This review is for a split release, therefore "Have Fun, High-Five and Stuff" will be a split review. For the first half: Sledding with Tigers!
SWT is nothing if not prolific. The great part about finding them so early on is having the chance to really see them evolve. When I first heard SWT, I was reminded me of a talented young man striving to get his punk images of his own life out on an acoustic guitar. But now, they've become more than that.
What we find now is much more reigned in acoustic guitar sound playing rhythmically and melodiously with a voice that has grown stronger and more sure of itself. Additionally, we hear the return of, and more prevalence of, violin, the inclusion of a banjo, and some nice texturing with an ambient electric guitar. The instrumentation is well balanced and well played, simple without being easy. It could be said these tunes are less punk and moving in a bluegrassy direction, easily seen on "Southbound!!! Northbound!!! Partybound!!! Dead", which also sneaks in some Charlie Brown-type whimsy.

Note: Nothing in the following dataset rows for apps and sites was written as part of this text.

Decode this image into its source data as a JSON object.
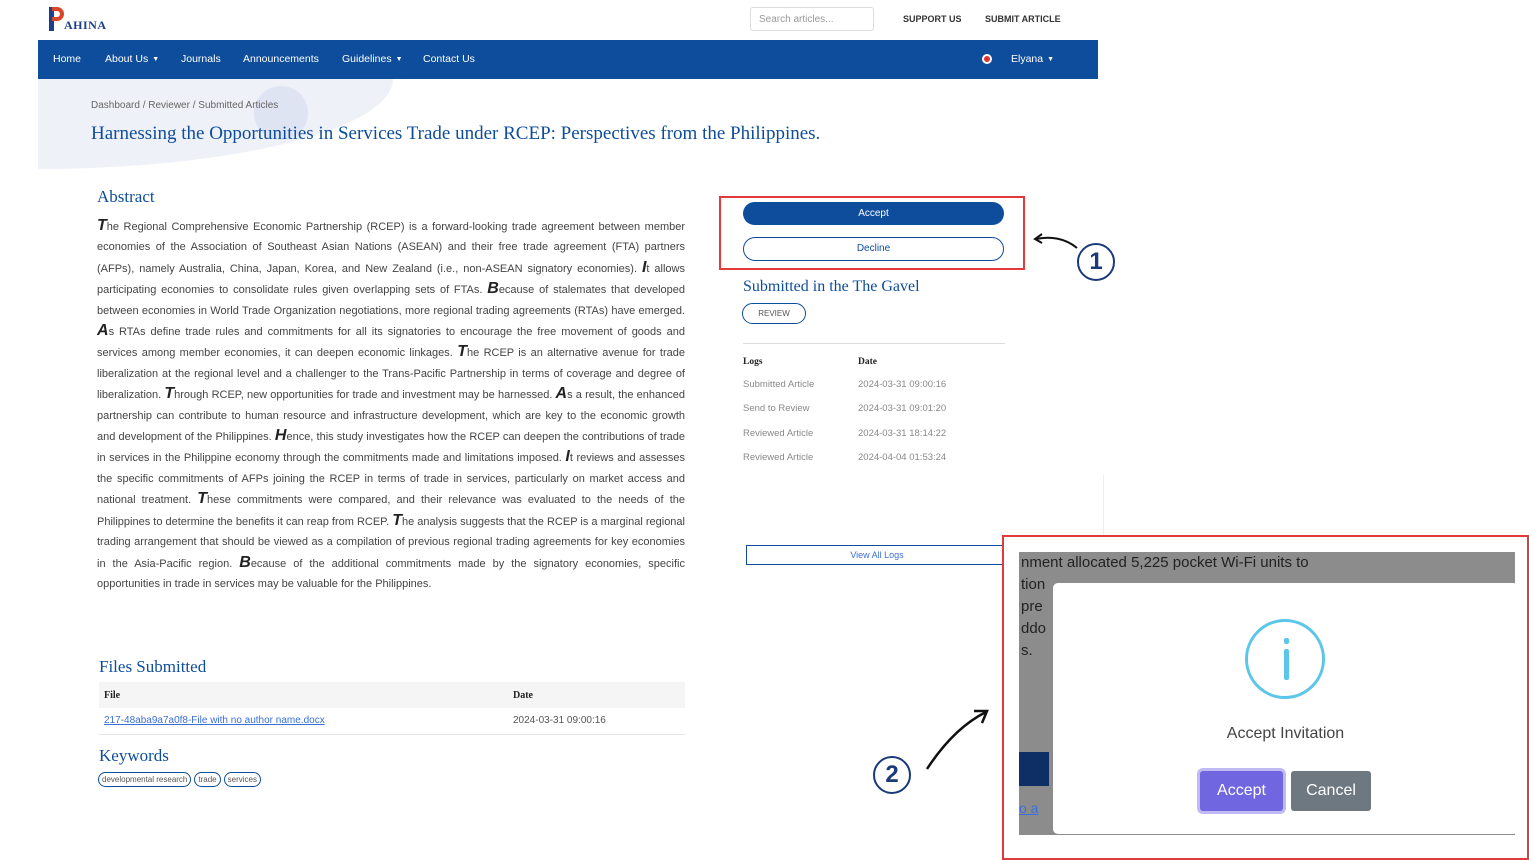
{
  "brand": {
    "logo_text": "AHINA"
  },
  "header": {
    "search_placeholder": "Search articles...",
    "support_label": "SUPPORT US",
    "submit_label": "SUBMIT ARTICLE"
  },
  "nav": {
    "home": "Home",
    "about": "About Us",
    "journals": "Journals",
    "announcements": "Announcements",
    "guidelines": "Guidelines",
    "contact": "Contact Us",
    "user": "Elyana"
  },
  "breadcrumb": "Dashboard / Reviewer / Submitted Articles",
  "article": {
    "title": "Harnessing the Opportunities in Services Trade under RCEP: Perspectives from the Philippines.",
    "abstract_heading": "Abstract",
    "abstract_sentences": [
      "The Regional Comprehensive Economic Partnership (RCEP) is a forward-looking trade agreement between member economies of the Association of Southeast Asian Nations (ASEAN) and their free trade agreement (FTA) partners (AFPs), namely Australia, China, Japan, Korea, and New Zealand (i.e., non-ASEAN signatory economies).",
      "It allows participating economies to consolidate rules given overlapping sets of FTAs.",
      "Because of stalemates that developed between economies in World Trade Organization negotiations, more regional trading agreements (RTAs) have emerged.",
      "As RTAs define trade rules and commitments for all its signatories to encourage the free movement of goods and services among member economies, it can deepen economic linkages.",
      "The RCEP is an alternative avenue for trade liberalization at the regional level and a challenger to the Trans-Pacific Partnership in terms of coverage and degree of liberalization.",
      "Through RCEP, new opportunities for trade and investment may be harnessed.",
      "As a result, the enhanced partnership can contribute to human resource and infrastructure development, which are key to the economic growth and development of the Philippines.",
      "Hence, this study investigates how the RCEP can deepen the contributions of trade in services in the Philippine economy through the commitments made and limitations imposed.",
      "It reviews and assesses the specific commitments of AFPs joining the RCEP in terms of trade in services, particularly on market access and national treatment.",
      "These commitments were compared, and their relevance was evaluated to the needs of the Philippines to determine the benefits it can reap from RCEP.",
      "The analysis suggests that the RCEP is a marginal regional trading arrangement that should be viewed as a compilation of previous regional trading agreements for key economies in the Asia-Pacific region.",
      "Because of the additional commitments made by the signatory economies, specific opportunities in trade in services may be valuable for the Philippines."
    ],
    "files_heading": "Files Submitted",
    "files_columns": [
      "File",
      "Date"
    ],
    "files": [
      {
        "name": "217-48aba9a7a0f8-File with no author name.docx",
        "date": "2024-03-31 09:00:16"
      }
    ],
    "keywords_heading": "Keywords",
    "keywords": [
      "developmental research",
      "trade",
      "services"
    ]
  },
  "review_panel": {
    "accept_label": "Accept",
    "decline_label": "Decline",
    "submitted_in": "Submitted in the The Gavel",
    "status_pill": "REVIEW",
    "logs_columns": [
      "Logs",
      "Date"
    ],
    "logs": [
      {
        "event": "Submitted Article",
        "date": "2024-03-31 09:00:16"
      },
      {
        "event": "Send to Review",
        "date": "2024-03-31 09:01:20"
      },
      {
        "event": "Reviewed Article",
        "date": "2024-03-31 18:14:22"
      },
      {
        "event": "Reviewed Article",
        "date": "2024-04-04 01:53:24"
      }
    ],
    "view_all_logs": "View All Logs"
  },
  "annotations": {
    "step1": "1",
    "step2": "2"
  },
  "modal": {
    "background_lines": [
      "nment allocated 5,225 pocket Wi-Fi units to",
      "tion",
      "pre",
      "ddo",
      "s."
    ],
    "background_link": "o a",
    "icon": "info-icon",
    "title": "Accept Invitation",
    "accept_label": "Accept",
    "cancel_label": "Cancel"
  },
  "colors": {
    "navbar": "#0e4d9b",
    "annotation_red": "#e03a3a",
    "modal_accept": "#7066e0",
    "modal_cancel": "#6e7881",
    "info": "#5bc6ea"
  }
}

The main stand out here is "Pizza Party! 1, 2, 3!!!". Here is a song that says, "we're growing up, and we're not 100% sure we're ready for that". The emotions of day to day life and the overwhelming feeling which can be felt is conveyed in such a way it becomes easy to remember being twenty-something all over again. With "They Sure Are Going All Out For Labor Day This Year, Aren't They?" we see a return to the poppier/punkier style we've come to know from SWT and it's reassuring to know, yeah, they still got "it".
Part 2 of this review is, conversely, for a band I'd never heard before. Rumor has it these two bands are close and play quite a bit together. It's easy to see why when listening to the "second side" of this split.
With a full band (guitare, keys, drums, bass), KIDS has a slightly different sound, a mixture of mid-90's meets mid-50's feel. Dual (but not dueling) singers makes for a nice change of pace from song to song. The male and female vocal intertwine in a nice echo of each other that isn't simply call and response, but a conversation between two good singers. This is especially obvious on the cover, "Do you wanna dance?", which is really a re-interpretation of the song than a cover, strictly speaking.
With straightforward lyrics, KIDS seems to be striving to have a good night out. The songs are upbeat and the toil of the day-to-day is left behind. Songs such as "Monkeys" really pull out this feeling subtly whereas the final track, "Where have all the dancers gone?" Really point out that no one wants the party to end.
Where to find them:
This album is pay as much as you want, but that's all the more reason to pay $10 or so. Support independent music!